I do not watch the news daily, but rather watch Ellen daily to keep up to date on what is happening in the world. I watched this interview when it aired in October 2018 and just rewatched it again. Between about the 2 minute to 4 minute mark in the video, Ellen asks them how they all remained CALM. Their answer is so inspiring and important.
I cannot imagine myself remaining calm if I were trapped in a cave with no access to food and very little water for 10 days, but this team did exactly that. Their answer reminds me of my new goals and new aspirations bringing mindfulness to schools and in particular, to teachers first. Teaching can be a very stressful and emotionally draining profession, but the teachers at my school remain in the profession because of the purpose we serve, we love working with children and the connections we form with each other and our students.
At my school this year, we are using the CALM app to remain calm and practice our own version of self care to be the bring the best versions of ourselves to our students. Calm has a calm school initiative and their app is free for educators if you simply apply here. We have been so grateful to have access to Calm’s daily mindfulness meditaions, as well as their music, sleep stories and more. There are specific mindfulness activities geared toward specific age groups of children as well. I do not have much experience with those yet, as my school is focused on our teacher’s well-being first. Studies show that if teachers take time to stop, breathe and think, their students will blossom. So that is where we are now!
Another incredible app, that is also a website with a full curriculum for FREE for schools and teachers if you simply apply here is actually called STOP, BREATHE, THINK. There is a version of their app for adults as well as a version for children. So far, I have used the adult version and the children’s version minimally, but has been so powerful when I tried it because it is directly correlated to the brain research behind mindfulness (from Hrvard) and social emotional learning (from Berkley). If any human being can stop, breathe, and simply name their emotion, feeling, or state of mind, that person can operate from a more aware and mindful (less reactive) responsive version of themselves.

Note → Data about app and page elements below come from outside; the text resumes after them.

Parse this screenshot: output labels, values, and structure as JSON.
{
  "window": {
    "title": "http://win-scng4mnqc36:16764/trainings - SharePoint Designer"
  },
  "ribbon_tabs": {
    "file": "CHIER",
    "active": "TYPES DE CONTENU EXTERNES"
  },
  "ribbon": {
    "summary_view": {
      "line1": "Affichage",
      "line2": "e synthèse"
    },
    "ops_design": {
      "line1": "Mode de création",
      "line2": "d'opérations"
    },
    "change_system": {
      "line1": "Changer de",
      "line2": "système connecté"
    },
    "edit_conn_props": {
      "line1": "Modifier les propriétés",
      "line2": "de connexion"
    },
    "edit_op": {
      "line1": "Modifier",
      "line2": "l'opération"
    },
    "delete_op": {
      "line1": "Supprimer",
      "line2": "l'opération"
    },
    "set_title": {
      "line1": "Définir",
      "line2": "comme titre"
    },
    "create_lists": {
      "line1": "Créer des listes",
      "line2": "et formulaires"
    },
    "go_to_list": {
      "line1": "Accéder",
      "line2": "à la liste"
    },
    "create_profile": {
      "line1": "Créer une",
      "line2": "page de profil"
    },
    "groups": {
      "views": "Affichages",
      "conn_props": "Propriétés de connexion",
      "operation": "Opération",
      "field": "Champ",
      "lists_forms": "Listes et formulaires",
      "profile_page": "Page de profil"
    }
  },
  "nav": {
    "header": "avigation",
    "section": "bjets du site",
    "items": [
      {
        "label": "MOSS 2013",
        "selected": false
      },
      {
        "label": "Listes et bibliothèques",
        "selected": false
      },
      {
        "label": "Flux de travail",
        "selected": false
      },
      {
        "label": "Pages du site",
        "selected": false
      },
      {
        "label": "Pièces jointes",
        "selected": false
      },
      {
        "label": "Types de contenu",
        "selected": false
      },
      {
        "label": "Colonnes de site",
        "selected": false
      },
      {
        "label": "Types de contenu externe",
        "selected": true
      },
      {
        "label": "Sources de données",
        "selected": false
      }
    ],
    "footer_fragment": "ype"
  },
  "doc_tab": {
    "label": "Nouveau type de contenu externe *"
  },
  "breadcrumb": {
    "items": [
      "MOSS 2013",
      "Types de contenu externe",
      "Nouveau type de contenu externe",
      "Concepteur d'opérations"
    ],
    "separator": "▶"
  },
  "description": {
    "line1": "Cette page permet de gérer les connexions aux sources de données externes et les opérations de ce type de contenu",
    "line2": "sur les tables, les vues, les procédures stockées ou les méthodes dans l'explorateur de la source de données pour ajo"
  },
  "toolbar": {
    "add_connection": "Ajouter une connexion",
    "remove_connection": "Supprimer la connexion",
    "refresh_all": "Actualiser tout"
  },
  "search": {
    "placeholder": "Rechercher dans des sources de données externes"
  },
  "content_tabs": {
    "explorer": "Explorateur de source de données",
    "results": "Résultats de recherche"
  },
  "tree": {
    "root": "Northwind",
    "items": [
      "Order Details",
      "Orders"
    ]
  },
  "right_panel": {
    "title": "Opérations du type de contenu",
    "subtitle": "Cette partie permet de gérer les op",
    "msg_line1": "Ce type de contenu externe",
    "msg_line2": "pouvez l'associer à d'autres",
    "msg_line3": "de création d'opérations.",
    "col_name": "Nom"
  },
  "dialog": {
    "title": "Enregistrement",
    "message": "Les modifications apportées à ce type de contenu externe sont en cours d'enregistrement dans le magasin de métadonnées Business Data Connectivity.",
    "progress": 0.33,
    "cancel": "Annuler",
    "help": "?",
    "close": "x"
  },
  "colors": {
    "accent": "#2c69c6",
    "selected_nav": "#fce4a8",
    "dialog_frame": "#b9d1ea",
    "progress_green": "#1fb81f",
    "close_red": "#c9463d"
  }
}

The research on mindfulness in education continues to grow and evolve in support of what it does for our stress levels, our resilence, our overall health, our attention, our relationships, our brains and our compassion for ourselves and others. Here’s Dr. Dan Siegel (one of the leading reserachers and Clinical Professor of psychiatry at UCLA) below talking about mindful parenting, as well as understanding self regulation. He’s also the creator of the hand model of the brain.